With those injuries taking their toll, Kamara broke only 14 more tackles in his final 10 games. He even flummoxed the fan base by running out of bounds on occasion instead of challenging tacklers in his typical fashion -- though he did show signs of regaining that burst late in the season.

“You look at some of the early games in the season, and there were some 'wow' moments,” offensive coordinator Pete Carmichael Jr. said. “I think there were obviously some limitations as to what he was able to do. But it'll set up this year for him to be coming back hungry and ready to go."

Kamara is due to make $2.133 million in the final year of his rookie contract. Earlier this offseason, fellow Class of 2017 running back Christian McCaffrey raised the bar for the position with a four-year, $64 million extension. Another fourth-year back, Dalvin Cook, has already threatened to hold out until he gets a new deal.

So far, there has been no indication what it will take for the Saints to lock up Kamara long term -- or if he will consider a training camp holdout. According to the new collective bargaining agreement, Kamara would lose an accrued season if he doesn’t report to camp on time, which means he would become a restricted free agent next year instead of unrestricted if they can’t reach a deal.

However, it’s possible that Kamara will decide he wants to play out this season and try to improve his negotiating position with another monster year similar to what he had in 2017 (1,554 yards from scrimmage, 14 TDs) or 2018 (1,592 yards from scrimmage, 18 TDs in 15 games).

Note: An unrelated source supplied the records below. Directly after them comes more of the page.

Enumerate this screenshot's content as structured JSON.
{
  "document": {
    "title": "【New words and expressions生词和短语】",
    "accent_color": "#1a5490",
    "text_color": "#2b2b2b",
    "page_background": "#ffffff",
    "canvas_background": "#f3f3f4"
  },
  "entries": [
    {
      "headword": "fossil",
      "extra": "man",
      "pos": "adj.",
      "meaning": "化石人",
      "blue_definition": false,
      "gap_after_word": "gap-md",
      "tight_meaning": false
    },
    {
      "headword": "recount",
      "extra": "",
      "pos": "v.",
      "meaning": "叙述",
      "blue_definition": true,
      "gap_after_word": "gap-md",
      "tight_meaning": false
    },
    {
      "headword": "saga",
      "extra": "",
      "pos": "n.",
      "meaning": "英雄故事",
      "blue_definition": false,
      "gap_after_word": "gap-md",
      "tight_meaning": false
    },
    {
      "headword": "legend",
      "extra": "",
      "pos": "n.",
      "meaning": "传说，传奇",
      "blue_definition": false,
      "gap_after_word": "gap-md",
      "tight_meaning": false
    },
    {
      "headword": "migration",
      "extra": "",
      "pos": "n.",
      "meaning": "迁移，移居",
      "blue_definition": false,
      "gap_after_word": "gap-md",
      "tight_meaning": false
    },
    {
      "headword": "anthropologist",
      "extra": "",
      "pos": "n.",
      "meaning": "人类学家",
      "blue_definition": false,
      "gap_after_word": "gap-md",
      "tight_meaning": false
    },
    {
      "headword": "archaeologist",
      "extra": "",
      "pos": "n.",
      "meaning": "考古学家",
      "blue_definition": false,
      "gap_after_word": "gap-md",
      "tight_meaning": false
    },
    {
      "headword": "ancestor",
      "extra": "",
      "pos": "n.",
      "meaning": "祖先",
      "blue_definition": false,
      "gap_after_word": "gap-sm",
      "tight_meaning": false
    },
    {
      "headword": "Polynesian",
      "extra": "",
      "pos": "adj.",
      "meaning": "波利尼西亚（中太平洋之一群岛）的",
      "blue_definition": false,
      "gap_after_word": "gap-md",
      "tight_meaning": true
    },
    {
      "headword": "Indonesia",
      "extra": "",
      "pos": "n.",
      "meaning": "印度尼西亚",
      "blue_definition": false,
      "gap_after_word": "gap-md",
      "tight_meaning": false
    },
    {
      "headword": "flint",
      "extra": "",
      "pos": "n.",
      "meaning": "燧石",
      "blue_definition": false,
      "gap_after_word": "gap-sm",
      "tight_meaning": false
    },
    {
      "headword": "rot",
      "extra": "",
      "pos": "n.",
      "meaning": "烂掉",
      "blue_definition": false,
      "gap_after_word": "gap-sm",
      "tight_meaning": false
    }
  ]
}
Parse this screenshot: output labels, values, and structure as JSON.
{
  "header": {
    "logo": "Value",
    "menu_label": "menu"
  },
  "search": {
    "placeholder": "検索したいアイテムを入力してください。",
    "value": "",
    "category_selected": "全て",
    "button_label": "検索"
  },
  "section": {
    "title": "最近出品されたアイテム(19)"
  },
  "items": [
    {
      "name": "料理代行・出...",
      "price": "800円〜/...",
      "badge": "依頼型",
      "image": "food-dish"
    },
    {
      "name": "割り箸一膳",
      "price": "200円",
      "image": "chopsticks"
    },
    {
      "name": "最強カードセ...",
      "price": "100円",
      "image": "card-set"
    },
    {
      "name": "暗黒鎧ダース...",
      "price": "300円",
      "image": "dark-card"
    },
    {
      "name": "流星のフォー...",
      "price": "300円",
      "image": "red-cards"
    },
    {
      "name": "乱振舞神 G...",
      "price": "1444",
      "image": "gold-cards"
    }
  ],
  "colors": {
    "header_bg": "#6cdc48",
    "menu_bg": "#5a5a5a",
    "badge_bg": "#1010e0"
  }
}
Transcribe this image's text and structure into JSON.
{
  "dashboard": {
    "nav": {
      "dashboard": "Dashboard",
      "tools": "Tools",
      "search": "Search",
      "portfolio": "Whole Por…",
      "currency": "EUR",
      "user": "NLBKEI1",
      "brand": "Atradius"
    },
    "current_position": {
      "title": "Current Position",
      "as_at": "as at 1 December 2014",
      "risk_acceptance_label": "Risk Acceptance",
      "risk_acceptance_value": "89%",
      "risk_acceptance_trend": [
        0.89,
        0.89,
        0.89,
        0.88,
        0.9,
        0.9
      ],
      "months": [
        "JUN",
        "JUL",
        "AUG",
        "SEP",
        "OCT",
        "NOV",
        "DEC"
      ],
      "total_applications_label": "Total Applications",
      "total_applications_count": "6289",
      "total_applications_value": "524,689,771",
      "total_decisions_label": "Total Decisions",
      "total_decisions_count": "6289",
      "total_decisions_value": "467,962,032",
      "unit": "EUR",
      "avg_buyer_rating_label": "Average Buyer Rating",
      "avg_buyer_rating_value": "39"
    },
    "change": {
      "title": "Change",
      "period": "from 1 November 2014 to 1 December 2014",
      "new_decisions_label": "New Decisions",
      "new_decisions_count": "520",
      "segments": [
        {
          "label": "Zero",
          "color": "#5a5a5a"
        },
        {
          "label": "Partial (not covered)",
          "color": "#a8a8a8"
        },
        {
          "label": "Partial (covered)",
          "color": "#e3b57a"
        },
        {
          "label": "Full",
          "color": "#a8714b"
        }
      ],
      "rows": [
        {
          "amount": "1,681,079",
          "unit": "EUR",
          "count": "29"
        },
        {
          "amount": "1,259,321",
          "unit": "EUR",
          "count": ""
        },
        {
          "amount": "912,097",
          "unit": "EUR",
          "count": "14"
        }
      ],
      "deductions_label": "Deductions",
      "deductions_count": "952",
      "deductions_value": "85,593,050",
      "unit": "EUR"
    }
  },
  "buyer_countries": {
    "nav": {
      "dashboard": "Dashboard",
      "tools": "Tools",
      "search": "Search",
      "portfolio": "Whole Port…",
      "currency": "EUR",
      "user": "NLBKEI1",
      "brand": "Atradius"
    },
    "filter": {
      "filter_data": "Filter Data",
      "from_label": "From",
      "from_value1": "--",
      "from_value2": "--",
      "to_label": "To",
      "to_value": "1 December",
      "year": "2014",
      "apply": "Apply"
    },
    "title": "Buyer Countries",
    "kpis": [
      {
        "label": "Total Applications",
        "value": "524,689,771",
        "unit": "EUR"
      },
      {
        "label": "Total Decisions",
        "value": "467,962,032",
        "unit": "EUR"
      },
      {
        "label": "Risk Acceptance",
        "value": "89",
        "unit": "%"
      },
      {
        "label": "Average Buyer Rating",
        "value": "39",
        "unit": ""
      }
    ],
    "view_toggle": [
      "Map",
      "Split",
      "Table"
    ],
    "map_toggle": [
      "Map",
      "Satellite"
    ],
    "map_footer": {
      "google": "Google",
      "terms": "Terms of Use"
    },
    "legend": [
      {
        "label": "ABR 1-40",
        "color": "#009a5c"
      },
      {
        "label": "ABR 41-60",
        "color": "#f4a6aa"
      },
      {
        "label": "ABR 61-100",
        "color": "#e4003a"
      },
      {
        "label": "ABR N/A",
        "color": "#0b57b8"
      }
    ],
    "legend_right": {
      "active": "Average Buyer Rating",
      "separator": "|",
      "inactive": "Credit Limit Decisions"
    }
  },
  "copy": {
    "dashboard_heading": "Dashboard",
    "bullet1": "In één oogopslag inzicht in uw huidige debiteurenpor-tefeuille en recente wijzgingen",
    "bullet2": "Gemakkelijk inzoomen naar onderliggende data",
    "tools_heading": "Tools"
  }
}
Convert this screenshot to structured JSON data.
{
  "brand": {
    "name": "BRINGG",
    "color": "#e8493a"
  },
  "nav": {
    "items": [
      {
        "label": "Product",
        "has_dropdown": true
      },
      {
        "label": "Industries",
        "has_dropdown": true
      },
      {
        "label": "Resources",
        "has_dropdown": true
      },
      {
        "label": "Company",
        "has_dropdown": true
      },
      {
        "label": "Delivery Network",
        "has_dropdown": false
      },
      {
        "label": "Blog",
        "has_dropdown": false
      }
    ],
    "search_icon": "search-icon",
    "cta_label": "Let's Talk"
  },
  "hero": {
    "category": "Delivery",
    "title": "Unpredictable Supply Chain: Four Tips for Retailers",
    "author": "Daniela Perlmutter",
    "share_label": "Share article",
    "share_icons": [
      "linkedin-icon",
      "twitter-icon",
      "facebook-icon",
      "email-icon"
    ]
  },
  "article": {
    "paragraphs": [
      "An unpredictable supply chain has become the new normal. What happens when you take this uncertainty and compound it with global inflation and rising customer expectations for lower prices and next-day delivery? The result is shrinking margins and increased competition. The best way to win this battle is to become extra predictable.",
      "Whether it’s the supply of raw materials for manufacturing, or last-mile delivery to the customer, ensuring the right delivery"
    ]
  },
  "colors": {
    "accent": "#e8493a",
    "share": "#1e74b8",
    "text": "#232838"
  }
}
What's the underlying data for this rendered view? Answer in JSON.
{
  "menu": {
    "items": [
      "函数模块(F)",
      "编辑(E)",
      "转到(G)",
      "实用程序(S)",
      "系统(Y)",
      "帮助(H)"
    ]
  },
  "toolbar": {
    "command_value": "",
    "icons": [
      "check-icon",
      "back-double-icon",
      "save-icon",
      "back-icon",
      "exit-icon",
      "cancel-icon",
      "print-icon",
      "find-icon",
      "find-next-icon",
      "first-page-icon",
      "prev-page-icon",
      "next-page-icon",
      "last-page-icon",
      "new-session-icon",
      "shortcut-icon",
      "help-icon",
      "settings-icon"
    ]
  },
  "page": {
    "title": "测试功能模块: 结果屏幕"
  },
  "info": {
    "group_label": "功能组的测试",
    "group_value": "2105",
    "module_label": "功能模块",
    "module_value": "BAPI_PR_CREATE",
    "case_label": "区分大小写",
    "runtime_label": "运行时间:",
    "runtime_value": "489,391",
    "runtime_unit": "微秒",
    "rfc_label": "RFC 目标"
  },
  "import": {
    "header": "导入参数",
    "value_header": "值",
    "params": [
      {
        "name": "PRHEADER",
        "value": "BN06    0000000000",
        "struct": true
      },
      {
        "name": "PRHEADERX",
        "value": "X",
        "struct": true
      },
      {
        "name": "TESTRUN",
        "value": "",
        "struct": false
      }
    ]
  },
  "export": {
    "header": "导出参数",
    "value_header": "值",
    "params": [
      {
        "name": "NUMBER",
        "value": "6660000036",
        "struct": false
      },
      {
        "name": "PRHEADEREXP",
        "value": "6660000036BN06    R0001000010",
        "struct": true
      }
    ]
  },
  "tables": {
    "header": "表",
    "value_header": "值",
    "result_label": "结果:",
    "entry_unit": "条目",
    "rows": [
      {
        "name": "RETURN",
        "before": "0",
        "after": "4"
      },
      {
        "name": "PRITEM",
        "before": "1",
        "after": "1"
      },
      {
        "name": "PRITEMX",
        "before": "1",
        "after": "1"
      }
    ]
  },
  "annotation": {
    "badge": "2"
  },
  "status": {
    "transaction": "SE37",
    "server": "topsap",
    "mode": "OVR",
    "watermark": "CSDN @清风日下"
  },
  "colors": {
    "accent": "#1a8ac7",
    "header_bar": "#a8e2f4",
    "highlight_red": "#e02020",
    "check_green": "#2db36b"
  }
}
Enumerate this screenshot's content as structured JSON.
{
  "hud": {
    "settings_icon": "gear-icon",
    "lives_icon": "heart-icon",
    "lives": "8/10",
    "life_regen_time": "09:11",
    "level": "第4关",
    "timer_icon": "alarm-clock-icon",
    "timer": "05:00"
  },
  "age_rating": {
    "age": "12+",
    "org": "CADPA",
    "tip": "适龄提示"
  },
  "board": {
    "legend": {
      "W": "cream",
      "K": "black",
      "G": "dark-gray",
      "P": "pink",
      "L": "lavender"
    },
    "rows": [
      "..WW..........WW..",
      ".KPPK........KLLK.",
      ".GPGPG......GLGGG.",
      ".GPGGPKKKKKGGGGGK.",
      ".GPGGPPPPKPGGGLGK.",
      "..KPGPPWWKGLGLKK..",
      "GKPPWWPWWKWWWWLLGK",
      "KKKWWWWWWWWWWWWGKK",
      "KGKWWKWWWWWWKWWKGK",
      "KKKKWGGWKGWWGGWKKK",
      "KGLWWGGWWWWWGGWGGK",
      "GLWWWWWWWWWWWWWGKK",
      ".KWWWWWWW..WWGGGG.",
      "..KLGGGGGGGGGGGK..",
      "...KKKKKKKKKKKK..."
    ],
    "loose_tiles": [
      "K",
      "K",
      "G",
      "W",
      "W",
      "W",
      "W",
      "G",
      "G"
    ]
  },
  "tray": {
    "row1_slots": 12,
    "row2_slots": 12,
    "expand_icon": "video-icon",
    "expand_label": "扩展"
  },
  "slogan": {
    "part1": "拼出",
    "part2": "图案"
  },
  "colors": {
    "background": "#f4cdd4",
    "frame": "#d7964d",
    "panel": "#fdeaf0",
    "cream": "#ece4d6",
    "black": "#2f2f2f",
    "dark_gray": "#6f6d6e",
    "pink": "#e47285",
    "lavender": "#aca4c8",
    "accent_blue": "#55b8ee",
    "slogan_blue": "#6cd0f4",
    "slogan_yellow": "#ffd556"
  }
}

Remember, at this time last year Kamara and McCaffrey were widely viewed as equals -- ESPN’s annual NFLRank had McCaffrey listed 22nd and Kamara 26th. Since then, McCaffrey pulled ahead by becoming just the third player in NFL history with 1,000 rushing yards and 1,000 receiving yards in the same season.

When it comes to assessing their value, it’s also important to note that McCaffrey plays more snaps -- about 60 per game for McCaffrey versus 42 for Kamara over the past two years in games when they played a full workload.

But the Saints prefer it that way so they can try to keep Kamara fresh and healthy. That’s why they signed veteran running back Latavius Murray in free agency last year to replace Mark Ingram as a partner for Kamara. And that strategy isn’t likely to change in 2020 after the injuries Kamara has battled.

Still, a healthy Kamara should be good for 18 or 19 touches per game. He averaged 18.2 over the past two seasons, and that didn't change after the injuries last year, as he still averaged 18.5 touches in Weeks 11-16.

If healthy, he should average more than 100 yards per game from scrimmage. And he’s probably good for 81 catches after he hit that exact number in each of his first three seasons.

It’s hard to expect TD totals like Kamara had in his first two seasons, but he should be able to get back to double digits. Although his scoring opportunities took a slight dip last year, it wasn't a case where he was replaced by a goal-line specialist. And he did break out of his TD slump with five in his final three games, including the playoffs.

Kamara is still widely ranked as a top-six overall pick heading into fantasy football drafts, where GMs might find themselves facing a great Saints dilemma if they have to choose between him and receiver Michael Thomas.

Kamara went fifth and Thomas sixth in ESPN’s most recent mock draft, thanks to the scarcity of elite running backs. But fantasy analyst Mike Clay – who produces the projected stats for every player -- has Thomas ranked No. 2 overall on his board behind only McCaffrey.

“I have Thomas regressing by 32 targets, 35 receptions and 374 yards -- and he’s still easily my highest projected wide receiver,” Clay said of Thomas, who shattered the NFL record with 149 catches last year. “Thomas’ massive 32.5% target share will probably drop some, but history says it won’t by much.

“As for Kamara, coach Sean Payton has an incredible résumé as RB production goes. And Kamara plays a major role as a receiver, which gives him an excellent floor in PPR leagues (7.0 targets per game last year). Goal-line usage is the only concern, but I have him bouncing back this year with 11 TDs. He’s still only 24 years old. Elite, high-scoring offense. Lots to love here.”